## PROBLEM STATEMENT:
If a line of the listing contains the string "membres", return that line.

## EXTRACTED INFORMATION:

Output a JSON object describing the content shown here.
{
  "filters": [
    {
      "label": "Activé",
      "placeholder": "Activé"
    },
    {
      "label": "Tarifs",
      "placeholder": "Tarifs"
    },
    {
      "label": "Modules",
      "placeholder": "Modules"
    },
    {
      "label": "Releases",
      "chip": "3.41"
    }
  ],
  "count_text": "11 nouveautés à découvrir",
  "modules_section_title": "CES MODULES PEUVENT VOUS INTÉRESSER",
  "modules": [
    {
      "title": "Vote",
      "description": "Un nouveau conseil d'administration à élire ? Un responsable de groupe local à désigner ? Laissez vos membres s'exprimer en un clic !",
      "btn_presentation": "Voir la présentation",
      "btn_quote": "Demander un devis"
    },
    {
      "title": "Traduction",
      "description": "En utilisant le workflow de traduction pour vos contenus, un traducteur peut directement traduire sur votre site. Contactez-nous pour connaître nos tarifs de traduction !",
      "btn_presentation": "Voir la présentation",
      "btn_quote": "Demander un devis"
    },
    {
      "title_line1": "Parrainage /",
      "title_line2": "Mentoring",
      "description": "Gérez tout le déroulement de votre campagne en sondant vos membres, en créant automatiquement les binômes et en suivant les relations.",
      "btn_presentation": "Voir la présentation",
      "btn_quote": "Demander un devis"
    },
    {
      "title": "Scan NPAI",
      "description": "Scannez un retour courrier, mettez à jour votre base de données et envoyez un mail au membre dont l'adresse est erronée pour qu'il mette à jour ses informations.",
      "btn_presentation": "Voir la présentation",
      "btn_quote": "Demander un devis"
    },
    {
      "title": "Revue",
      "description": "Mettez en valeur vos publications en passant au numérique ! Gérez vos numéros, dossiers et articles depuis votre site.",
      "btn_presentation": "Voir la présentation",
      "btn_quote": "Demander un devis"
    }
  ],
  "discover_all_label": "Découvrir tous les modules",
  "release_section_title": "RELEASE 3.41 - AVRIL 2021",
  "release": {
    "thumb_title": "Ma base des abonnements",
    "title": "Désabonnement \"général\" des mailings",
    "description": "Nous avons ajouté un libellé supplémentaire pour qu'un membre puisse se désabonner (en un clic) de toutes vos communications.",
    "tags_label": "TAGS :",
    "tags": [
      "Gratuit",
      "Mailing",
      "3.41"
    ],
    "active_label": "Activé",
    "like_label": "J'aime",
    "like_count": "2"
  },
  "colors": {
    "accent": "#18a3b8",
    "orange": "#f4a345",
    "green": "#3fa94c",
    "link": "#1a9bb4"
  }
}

## SOLVED PROBLEM:
      "description": "Un nouveau conseil d'administration à élire ? Un responsable de groupe local à désigner ? Laissez vos membres s'exprimer en un clic !",
      "description": "Gérez tout le déroulement de votre campagne en sondant vos membres, en créant automatiquement les binômes et en suivant les relations.",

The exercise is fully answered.